Yesterday the Supreme Court of the United States had a day that looked busy, but fell short of some crucial goals for gay rights.
In the first round, they dismissed a case that sought to overturn the 2010 overturning of California’s “Proposition 8.” This paves the way for same-sex couples to obtain legal marriages in California, which is an excellent short term goal. The back story here is that Proposition 8 was a 2008 California ballot proposal and state constitutional amendment which declared that “only marriage between a man and a woman is valid or recognized in California.” That amendment was overturned in a United States District Court, which ruled that it violated the federal Constitution’s Due Process and Equal Protection clauses. This ruling was later upheld by the Ninth Circuit Court of Appeals, but a stay on the law remained in place as appeals continued to the Supreme Court. The Supreme Court’s dismissal makes the 2010 overruling valid, which means same-sex marriage within California can happily resume.
Unfortunately, SCOTUS took the quick and dirty way out of this one. They dismissed the case on the grounds that the parties seeking the appeal had no legal grounds to do so. By choosing to dismiss rather than to rule upon the case, it means that the 29 other states whose constitutions ban same-sex marriage automatically have those laws upheld, though they violate the federal Constitution’s guarantees of Due Process and Equal Protection just as much as California’s short-lived constitutional ban did.
Massive opportunity lost in round 1.
Round two also looks similarly promising on its face value, for SCOTUS declared section 3 of the the Defense of Marriage Act (DOMA) unconstitutional. This section reads as follows:

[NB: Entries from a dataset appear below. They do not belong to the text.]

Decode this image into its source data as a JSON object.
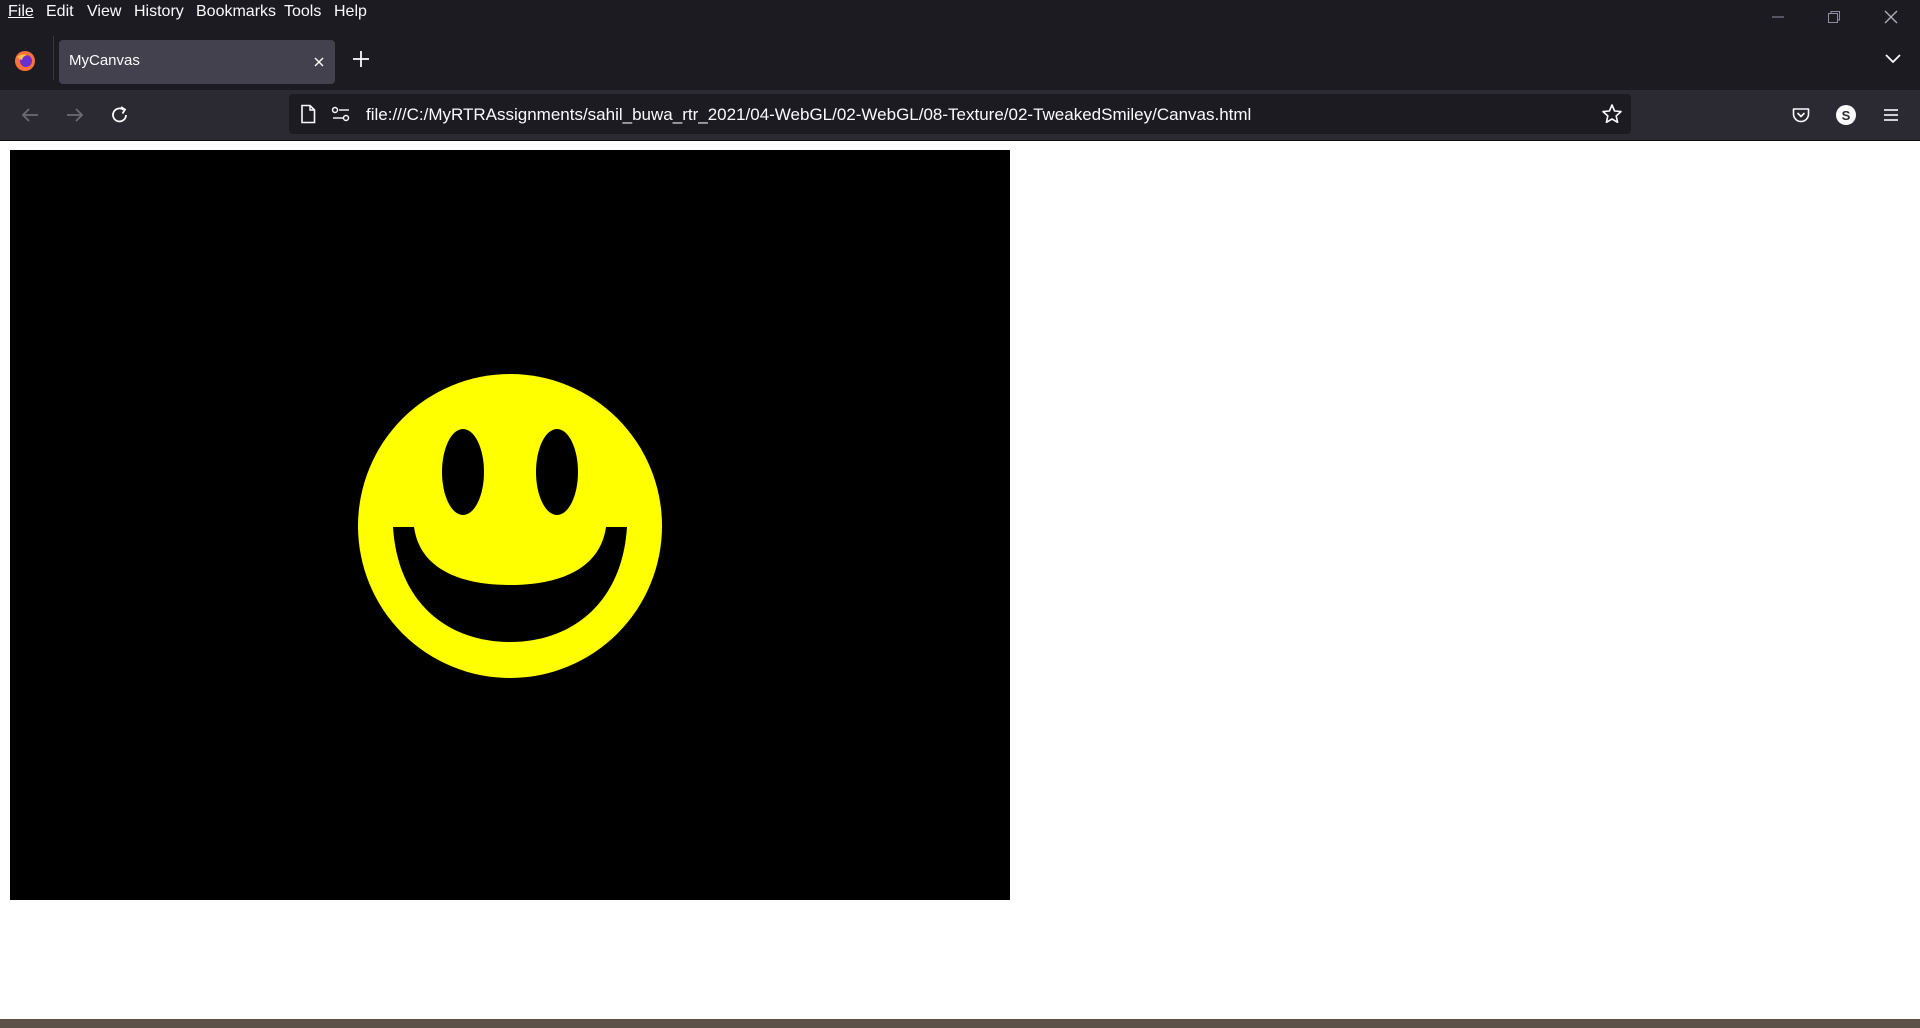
{
  "menubar": {
    "items": [
      {
        "label": "File"
      },
      {
        "label": "Edit"
      },
      {
        "label": "View"
      },
      {
        "label": "History"
      },
      {
        "label": "Bookmarks"
      },
      {
        "label": "Tools"
      },
      {
        "label": "Help"
      }
    ]
  },
  "tab": {
    "title": "MyCanvas"
  },
  "urlbar": {
    "url": "file:///C:/MyRTRAssignments/sahil_buwa_rtr_2021/04-WebGL/02-WebGL/08-Texture/02-TweakedSmiley/Canvas.html"
  },
  "account": {
    "initial": "S"
  },
  "icons": {
    "browser": "firefox-icon",
    "new_tab": "plus-icon",
    "tab_list": "chevron-down-icon",
    "back": "back-arrow-icon",
    "forward": "forward-arrow-icon",
    "reload": "reload-icon",
    "page": "page-icon",
    "permissions": "permissions-icon",
    "bookmark": "star-icon",
    "pocket": "pocket-icon",
    "menu": "hamburger-icon"
  },
  "colors": {
    "chrome_dark": "#1c1b22",
    "toolbar": "#2b2a33",
    "canvas_bg": "#000000",
    "smiley_yellow": "#ffff00"
  }
}
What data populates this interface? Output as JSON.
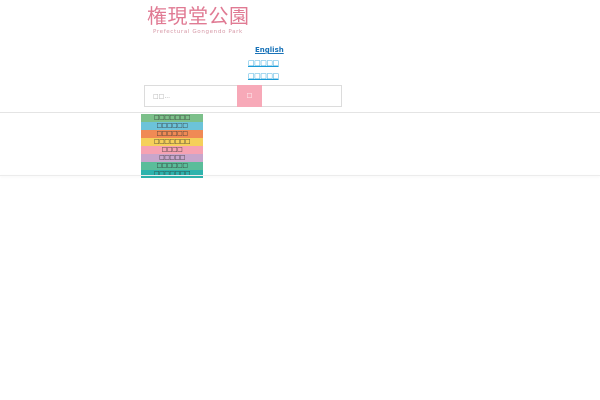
{
  "logo": {
    "title": "権現堂公園",
    "subtitle": "Prefectural Gongendo Park",
    "color": "#e07a93"
  },
  "languages": [
    {
      "label": "English"
    },
    {
      "label": "□□□□□"
    },
    {
      "label": "□□□□□"
    }
  ],
  "search": {
    "placeholder": "□□...",
    "button_label": "□",
    "button_color": "#f7a9b8"
  },
  "menu": {
    "items": [
      {
        "label": "□□□□□□□",
        "color": "#7cc08a"
      },
      {
        "label": "□□□□□□",
        "color": "#6cc3d9"
      },
      {
        "label": "□□□□□□",
        "color": "#f08a55"
      },
      {
        "label": "□□□□□□□",
        "color": "#f5d05a"
      },
      {
        "label": "□□□□",
        "color": "#f6a2b2"
      },
      {
        "label": "□□□□□",
        "color": "#c8a6cc"
      },
      {
        "label": "□□□□□□",
        "color": "#5bbd9a"
      },
      {
        "label": "□□□□□□□",
        "color": "#2eb3ad"
      }
    ]
  }
}
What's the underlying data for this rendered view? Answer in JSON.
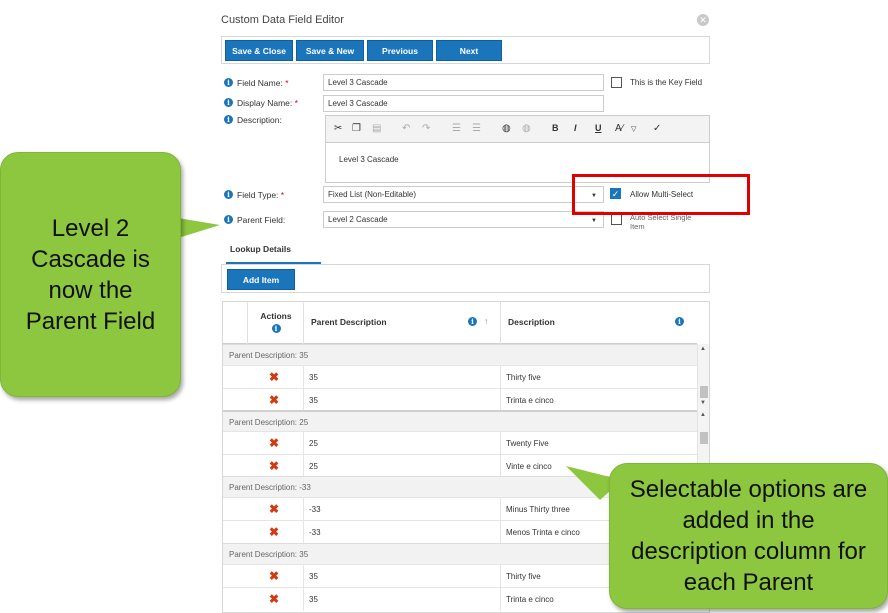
{
  "dialog": {
    "title": "Custom Data Field Editor",
    "close_glyph": "✕"
  },
  "toolbar": {
    "save_close": "Save & Close",
    "save_new": "Save & New",
    "previous": "Previous",
    "next": "Next"
  },
  "form": {
    "field_name_label": "Field Name:",
    "field_name_value": "Level 3 Cascade",
    "key_field_label": "This is the Key Field",
    "display_name_label": "Display Name:",
    "display_name_value": "Level 3 Cascade",
    "description_label": "Description:",
    "description_value": "Level 3 Cascade",
    "field_type_label": "Field Type:",
    "field_type_value": "Fixed List (Non-Editable)",
    "allow_multi_label": "Allow Multi-Select",
    "parent_field_label": "Parent Field:",
    "parent_field_value": "Level 2 Cascade",
    "hidden_option_label": "Auto Select Single",
    "hidden_option_label2": "Item",
    "required_mark": "*"
  },
  "editor_toolbar": {
    "underline": "U",
    "bold": "B",
    "italic": "I"
  },
  "tabs": {
    "lookup_details": "Lookup Details"
  },
  "actions": {
    "add_item": "Add Item"
  },
  "grid": {
    "columns": {
      "actions": "Actions",
      "parent_description": "Parent Description",
      "description": "Description"
    },
    "groups": [
      {
        "label": "Parent Description: 35",
        "rows": [
          {
            "parent": "35",
            "description": "Thirty five"
          },
          {
            "parent": "35",
            "description": "Trinta e cinco"
          }
        ]
      },
      {
        "label": "Parent Description: 25",
        "rows": [
          {
            "parent": "25",
            "description": "Twenty Five"
          },
          {
            "parent": "25",
            "description": "Vinte e cinco"
          }
        ]
      },
      {
        "label": "Parent Description: -33",
        "rows": [
          {
            "parent": "-33",
            "description": "Minus Thirty three"
          },
          {
            "parent": "-33",
            "description": "Menos Trinta e cinco"
          }
        ]
      },
      {
        "label": "Parent Description: 35",
        "rows": [
          {
            "parent": "35",
            "description": "Thirty five"
          },
          {
            "parent": "35",
            "description": "Trinta e cinco"
          }
        ]
      }
    ]
  },
  "callouts": {
    "left": "Level 2 Cascade is now the Parent Field",
    "right": "Selectable options are added in the description column for each Parent"
  },
  "colors": {
    "primary_button": "#1b75bb",
    "callout_green": "#8dc63f",
    "highlight_red": "#e00000",
    "delete_icon": "#d03b12"
  }
}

In determining the meaning of any Act of Congress, or of any ruling, regulation, or interpretation of the various administrative bureaus and agencies of the United States, the word ‘marriage’ means only a legal union between one man and one woman as husband and wife, and the word ‘spouse’ refers only to a person of the opposite sex who is a husband or a wife.
SCOTUS declared this section of DOMA unconstitutional for it effectively trumps the laws of the 12 states (Connecticut, Delaware, Iowa, Maine, Maryland, Massachusetts, Minnesota, New Hampshire, New York, Rhode Island, Vermont, and Washington), the District of Columbia, and the five Native American tribes (the Coquille Indian Tribe, the Suquamish Tribe, the Little Traver Bay Bands of Odawa Indians, the Pokagon Band of Potawatomi Indians, and the Iipay Nation of Santa Ysabel) that have all legalized same-sex marriage. This ‘trump’ is what is unconstitutional since, according to the Tenth Amendment, “the powers not delegated to the United States by the Constitution, nor prohibited by it to the States, are reserved to the States respectively, or to the people.” Since the federal Constitution itself has no ruling upon marriage, it is state law that has the final say on who can legally be married and thus be subject to the 1,000+ federal laws in which marital status matters.
On the one hand, the same-sex married couples in the states where it is legal to be married can happily enjoy such things as not having to pay federal estate taxes on property inherited from a deceased spouse, which is awesome. On the other hand, though, other parts of DOMA are still upheld, especially section 2 which declares that :
No State, territory, or possession of the United States, or Indian tribe, shall be required to give effect to any public act, record, or judicial proceeding of any other State, territory, possession, or tribe respecting a relationship between persons of the same sex that is treated as a marriage under the laws of such other State, territory, possession, or tribe, or a right or claim arising from such relationship.
This means that if a same-sex couple who was legally married in a place where such a union is legal moves to a state where that union is prohibited by the state’s constitution, that state does not have to recognize their marriage. This can matter when it comes to things such as a surviving spouse receiving Social Security survivor benefits, which depends upon where the couple is living when one party dies. As of now, it is unclear whether that legally married couple would be eligible for such things if they move to a state where same-sex marriage is prohibited.
Clearly there’s some issues of Equal Protection at risk in section 2 as well, but SCOTUS sidestepped that issue altogether.
Massive opportunity lost in round 2.
While I’m glad that California’s Prop 8 and DOMA’s section 3 were thoroughly killed, I wish that the Justices could have given a broader ruling that would at least allow legally married same-sex couples to enjoy their rights in this country no matter where their lives physically take them. Alas, the only thing that could settle this debate–a Supreme Court ruling on the federal Constitutionality of a state constitution’s ban on same-sex marriage–still looms on the horizon.